You can do this with 2 quart masons or a 2 Liter swing top and some fermenting lids and weights. I have taken to pouring a bit of avocado or olive oil on top of my vegetables to help keep out the bacteria. The flavor […]
Cinco De Mayo is nearly upon us and what better to prepare than to ferment a batch of cultured spicy carrots! These are a great side to any Mexican meal… or any meal in my opinion! I’ll be quick with this one as it really […]
Most people know these as those pickled carrots you can sometimes get in really authentic Mexican restaurants. And “pickled” is appropriate, or at least used to be an appropriate term for fermenting carrots.
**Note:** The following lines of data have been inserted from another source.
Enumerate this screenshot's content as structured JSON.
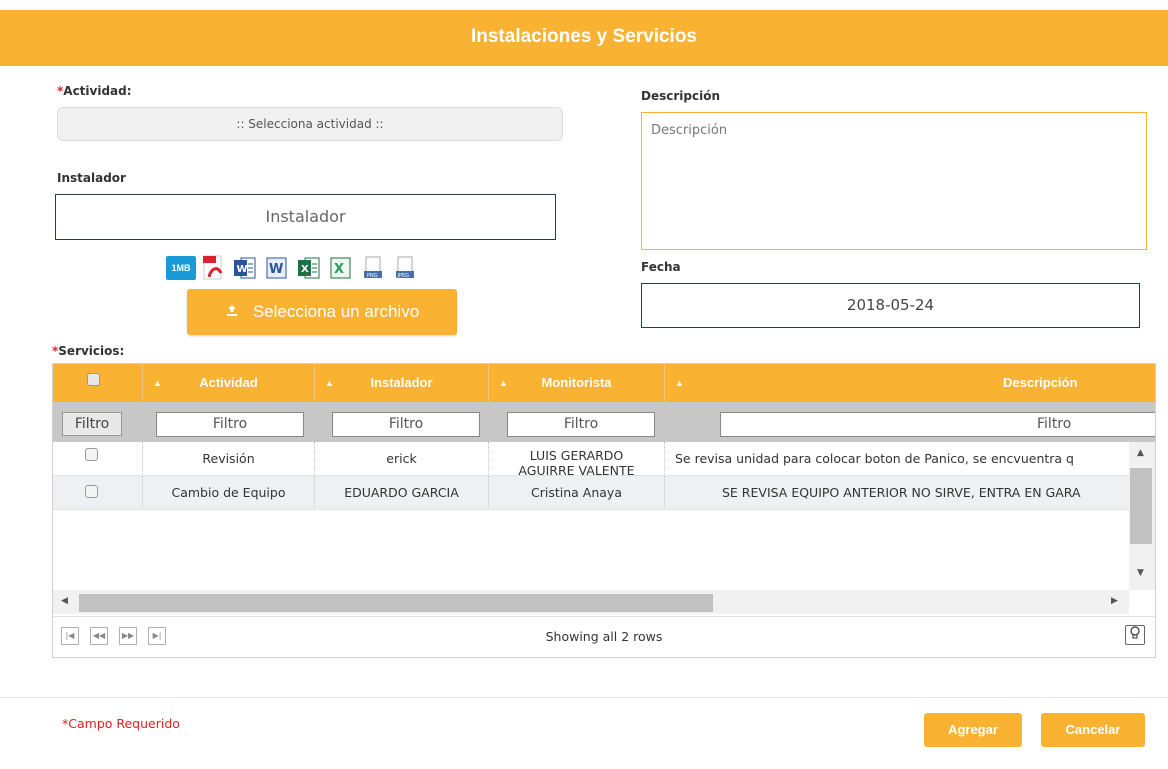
{
  "header": {
    "title": "Instalaciones y Servicios"
  },
  "form": {
    "actividad": {
      "required_mark": "*",
      "label": "Actividad:",
      "placeholder": ":: Selecciona actividad ::"
    },
    "instalador": {
      "label": "Instalador",
      "placeholder": "Instalador"
    },
    "descripcion": {
      "label": "Descripción",
      "placeholder": "Descripción"
    },
    "fecha": {
      "label": "Fecha",
      "value": "2018-05-24"
    },
    "file_types": [
      "1MB",
      "pdf",
      "doc",
      "docx",
      "xls",
      "xlsx",
      "png",
      "jpeg"
    ],
    "upload": {
      "label": "Selecciona un archivo",
      "icon": "upload-icon"
    },
    "servicios": {
      "required_mark": "*",
      "label": "Servicios:"
    }
  },
  "grid": {
    "columns": [
      "Actividad",
      "Instalador",
      "Monitorista",
      "Descripción"
    ],
    "filter_button": "Filtro",
    "filter_placeholder": "Filtro",
    "rows": [
      {
        "actividad": "Revisión",
        "instalador": "erick",
        "monitorista_line1": "LUIS GERARDO",
        "monitorista_line2": "AGUIRRE VALENTE",
        "descripcion": "Se revisa unidad para colocar boton de Panico, se encvuentra q"
      },
      {
        "actividad": "Cambio de Equipo",
        "instalador": "EDUARDO GARCIA",
        "monitorista_line1": "Cristina Anaya",
        "monitorista_line2": "",
        "descripcion": "SE REVISA EQUIPO ANTERIOR NO SIRVE, ENTRA EN GARA"
      }
    ],
    "pager_status": "Showing all 2 rows",
    "pager_buttons": [
      "first-page",
      "prev-page",
      "next-page",
      "last-page"
    ]
  },
  "footer": {
    "required_note": "*Campo Requerido",
    "add_label": "Agregar",
    "cancel_label": "Cancelar"
  },
  "colors": {
    "accent": "#f9b232",
    "required": "#e32020",
    "border_dark": "#2b3e50"
  }
}
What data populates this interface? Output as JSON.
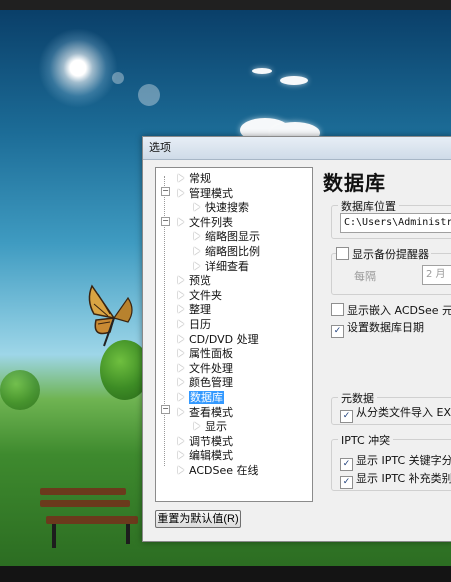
{
  "dialog": {
    "title": "选项"
  },
  "tree": [
    {
      "label": "常规",
      "level": 0,
      "selected": false
    },
    {
      "label": "管理模式",
      "level": 0,
      "selected": false
    },
    {
      "label": "快速搜索",
      "level": 1,
      "selected": false
    },
    {
      "label": "文件列表",
      "level": 0,
      "selected": false
    },
    {
      "label": "缩略图显示",
      "level": 1,
      "selected": false
    },
    {
      "label": "缩略图比例",
      "level": 1,
      "selected": false
    },
    {
      "label": "详细查看",
      "level": 1,
      "selected": false
    },
    {
      "label": "预览",
      "level": 0,
      "selected": false
    },
    {
      "label": "文件夹",
      "level": 0,
      "selected": false
    },
    {
      "label": "整理",
      "level": 0,
      "selected": false
    },
    {
      "label": "日历",
      "level": 0,
      "selected": false
    },
    {
      "label": "CD/DVD 处理",
      "level": 0,
      "selected": false
    },
    {
      "label": "属性面板",
      "level": 0,
      "selected": false
    },
    {
      "label": "文件处理",
      "level": 0,
      "selected": false
    },
    {
      "label": "颜色管理",
      "level": 0,
      "selected": false
    },
    {
      "label": "数据库",
      "level": 0,
      "selected": true
    },
    {
      "label": "查看模式",
      "level": 0,
      "selected": false
    },
    {
      "label": "显示",
      "level": 1,
      "selected": false
    },
    {
      "label": "调节模式",
      "level": 0,
      "selected": false
    },
    {
      "label": "编辑模式",
      "level": 0,
      "selected": false
    },
    {
      "label": "ACDSee 在线",
      "level": 0,
      "selected": false
    }
  ],
  "reset_button": "重置为默认值(R)",
  "panel": {
    "heading": "数据库",
    "location_group": "数据库位置",
    "location_value": "C:\\Users\\Administrat",
    "backup_checkbox": "显示备份提醒器",
    "interval_label": "每隔",
    "interval_value": "2 月",
    "embed_checkbox": "显示嵌入 ACDSee 元数",
    "date_checkbox": "设置数据库日期",
    "metadata_group": "元数据",
    "exif_checkbox": "从分类文件导入 EXI",
    "iptc_group": "IPTC 冲突",
    "iptc_keywords_checkbox": "显示 IPTC 关键字分",
    "iptc_category_checkbox": "显示 IPTC 补充类别"
  },
  "checks": {
    "backup": false,
    "embed": false,
    "date": true,
    "exif": true,
    "iptc_keywords": true,
    "iptc_category": true
  },
  "colors": {
    "selection": "#3399ff",
    "dialog_bg": "#f0f0f0"
  }
}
These days pickling often refers to a method of preserving vegetables in vinegar… or even sugar (gasp!). But before the Industrial Revolution, we called upon the wild yeasts to help us keep our food through winter. I prefer this method as you get a punch of good gut bacteria to aid you.
A few quart masons or a 2 Liter swing top and some fermenting lids and weights are helpful but you can do this with loosely fitted plastic lids or swing top lids and a sanitized little jar small enough to insert on top of the veg. On occasion I have used a sterile ziplock filled with water and stuffed it on top of the vegetables.
For this recipe I used a 2 liter Kilner jar and aided my ferment with some cultured juice from a friend as I was having trouble with my carrots due to some lively unidentified wild yeasts.
On salt method: below I have shown a method involving making the brine and pouring over the top. Once you get the hang of fermenting though you will be able to just add the salt to the top and pour the water over. Typically, I will use 1-2 Tablespoons of salt per quart. Some people use more… and in hot weather I find it is more effective to add a little more to keep the yeast down. You may get a slight white film on your vegetables or on the top. This is normal but somewhat unappealing. It is called Kahm’s yeast. You can scrape it off and it is not harmful like mold but I don’t know anyone really who likes the stuff. If you are having trouble with it in your ferments you could have competing wild yeasts in your home, or simply not enough salt for those particular vegetables. If you’re nervous, err on the side of caution and add a little more salt. As a principle, in the winter I will add 1-1/2 Tbsp salt per quart to carrots, and in the summer I will use 1 1/2-2 Tbsp per quart.
- Enough carrots to fill a 2 liter sanitized jar or whatever jar you are using.
- Course pink salt
- Glass jar, sanitized
- Fermenting weight or small jar, sanitized
- Lay all your tools on a cookie sheet with a silicone baking mat in the oven and heat to 180F to sanitize everything.
- Peel, rinse and chop your carrots either into sticks or rounds to desired thickness (we did both because littles were helping)
- Fill your sanitized jar with washed, unpeeled (if organic, peeled if not) and sliced carrots, leaving a couple inches room at the top.
- Dissolve 1 1/2 – 2 tablespoons sea salt per 2 cups non-chlorinated water and pour over the top, repeating until all your veg is covered. (I added the borrowed ferment liquid to top mine off)
- Insert sanitized jar or weight to keep vegetables submerged. Close lid. If you do not have fermenting or swing lids, cover with a towel to keep bacteria out.
- Wait 2-7 days, depending on your taste.
- Save the juice for other ferments!
Fermented carrots are simple easy and our whole family loves them. Sometimes I throw in a jalapeño, garlic or something fun but I find my family prefers it simple.